**Extracted material:**

/---

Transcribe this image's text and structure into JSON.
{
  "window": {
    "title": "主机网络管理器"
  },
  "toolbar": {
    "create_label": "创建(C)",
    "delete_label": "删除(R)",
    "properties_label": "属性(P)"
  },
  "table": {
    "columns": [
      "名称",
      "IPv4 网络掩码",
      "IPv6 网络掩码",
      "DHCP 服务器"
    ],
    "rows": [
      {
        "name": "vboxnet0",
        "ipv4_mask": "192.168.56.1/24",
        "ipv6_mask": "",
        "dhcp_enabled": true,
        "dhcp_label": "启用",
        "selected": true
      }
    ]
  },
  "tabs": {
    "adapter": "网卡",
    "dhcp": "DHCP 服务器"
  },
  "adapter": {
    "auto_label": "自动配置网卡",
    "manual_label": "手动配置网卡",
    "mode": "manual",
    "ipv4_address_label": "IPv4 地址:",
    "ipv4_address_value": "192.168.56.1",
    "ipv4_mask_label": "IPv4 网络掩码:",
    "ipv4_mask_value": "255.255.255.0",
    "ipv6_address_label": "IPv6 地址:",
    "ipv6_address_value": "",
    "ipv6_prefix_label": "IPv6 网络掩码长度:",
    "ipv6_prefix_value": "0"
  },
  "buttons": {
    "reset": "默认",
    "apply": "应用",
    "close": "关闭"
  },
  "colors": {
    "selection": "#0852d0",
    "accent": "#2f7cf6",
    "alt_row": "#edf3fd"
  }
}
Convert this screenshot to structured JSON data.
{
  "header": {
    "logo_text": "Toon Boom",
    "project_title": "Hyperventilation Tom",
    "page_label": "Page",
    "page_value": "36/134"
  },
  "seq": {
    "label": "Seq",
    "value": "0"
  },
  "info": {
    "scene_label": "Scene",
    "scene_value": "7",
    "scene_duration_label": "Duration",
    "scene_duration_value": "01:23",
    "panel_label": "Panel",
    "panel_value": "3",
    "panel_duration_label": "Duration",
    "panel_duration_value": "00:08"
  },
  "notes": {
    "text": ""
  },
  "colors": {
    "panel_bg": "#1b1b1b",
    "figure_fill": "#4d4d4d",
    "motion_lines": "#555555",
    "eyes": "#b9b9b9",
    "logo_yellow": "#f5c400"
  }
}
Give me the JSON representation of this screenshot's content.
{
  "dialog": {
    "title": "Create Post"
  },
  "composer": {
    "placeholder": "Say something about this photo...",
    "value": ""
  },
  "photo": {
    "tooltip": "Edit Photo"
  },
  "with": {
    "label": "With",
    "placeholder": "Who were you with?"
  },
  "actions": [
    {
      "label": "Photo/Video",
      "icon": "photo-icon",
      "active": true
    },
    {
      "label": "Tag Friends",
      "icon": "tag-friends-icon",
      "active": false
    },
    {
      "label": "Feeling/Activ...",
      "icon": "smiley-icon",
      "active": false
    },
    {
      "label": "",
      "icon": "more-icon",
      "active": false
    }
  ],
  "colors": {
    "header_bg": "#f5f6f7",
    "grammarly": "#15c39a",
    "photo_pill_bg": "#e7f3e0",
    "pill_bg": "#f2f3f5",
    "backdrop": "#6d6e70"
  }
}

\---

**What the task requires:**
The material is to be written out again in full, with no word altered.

**Answer for this exercise:**
Transcribe this image's text and structure into JSON.
{
  "window": {
    "title": "主机网络管理器"
  },
  "toolbar": {
    "create_label": "创建(C)",
    "delete_label": "删除(R)",
    "properties_label": "属性(P)"
  },
  "table": {
    "columns": [
      "名称",
      "IPv4 网络掩码",
      "IPv6 网络掩码",
      "DHCP 服务器"
    ],
    "rows": [
      {
        "name": "vboxnet0",
        "ipv4_mask": "192.168.56.1/24",
        "ipv6_mask": "",
        "dhcp_enabled": true,
        "dhcp_label": "启用",
        "selected": true
      }
    ]
  },
  "tabs": {
    "adapter": "网卡",
    "dhcp": "DHCP 服务器"
  },
  "adapter": {
    "auto_label": "自动配置网卡",
    "manual_label": "手动配置网卡",
    "mode": "manual",
    "ipv4_address_label": "IPv4 地址:",
    "ipv4_address_value": "192.168.56.1",
    "ipv4_mask_label": "IPv4 网络掩码:",
    "ipv4_mask_value": "255.255.255.0",
    "ipv6_address_label": "IPv6 地址:",
    "ipv6_address_value": "",
    "ipv6_prefix_label": "IPv6 网络掩码长度:",
    "ipv6_prefix_value": "0"
  },
  "buttons": {
    "reset": "默认",
    "apply": "应用",
    "close": "关闭"
  },
  "colors": {
    "selection": "#0852d0",
    "accent": "#2f7cf6",
    "alt_row": "#edf3fd"
  }
}
Convert this screenshot to structured JSON data.
{
  "header": {
    "logo_text": "Toon Boom",
    "project_title": "Hyperventilation Tom",
    "page_label": "Page",
    "page_value": "36/134"
  },
  "seq": {
    "label": "Seq",
    "value": "0"
  },
  "info": {
    "scene_label": "Scene",
    "scene_value": "7",
    "scene_duration_label": "Duration",
    "scene_duration_value": "01:23",
    "panel_label": "Panel",
    "panel_value": "3",
    "panel_duration_label": "Duration",
    "panel_duration_value": "00:08"
  },
  "notes": {
    "text": ""
  },
  "colors": {
    "panel_bg": "#1b1b1b",
    "figure_fill": "#4d4d4d",
    "motion_lines": "#555555",
    "eyes": "#b9b9b9",
    "logo_yellow": "#f5c400"
  }
}
Give me the JSON representation of this screenshot's content.
{
  "dialog": {
    "title": "Create Post"
  },
  "composer": {
    "placeholder": "Say something about this photo...",
    "value": ""
  },
  "photo": {
    "tooltip": "Edit Photo"
  },
  "with": {
    "label": "With",
    "placeholder": "Who were you with?"
  },
  "actions": [
    {
      "label": "Photo/Video",
      "icon": "photo-icon",
      "active": true
    },
    {
      "label": "Tag Friends",
      "icon": "tag-friends-icon",
      "active": false
    },
    {
      "label": "Feeling/Activ...",
      "icon": "smiley-icon",
      "active": false
    },
    {
      "label": "",
      "icon": "more-icon",
      "active": false
    }
  ],
  "colors": {
    "header_bg": "#f5f6f7",
    "grammarly": "#15c39a",
    "photo_pill_bg": "#e7f3e0",
    "pill_bg": "#f2f3f5",
    "backdrop": "#6d6e70"
  }
}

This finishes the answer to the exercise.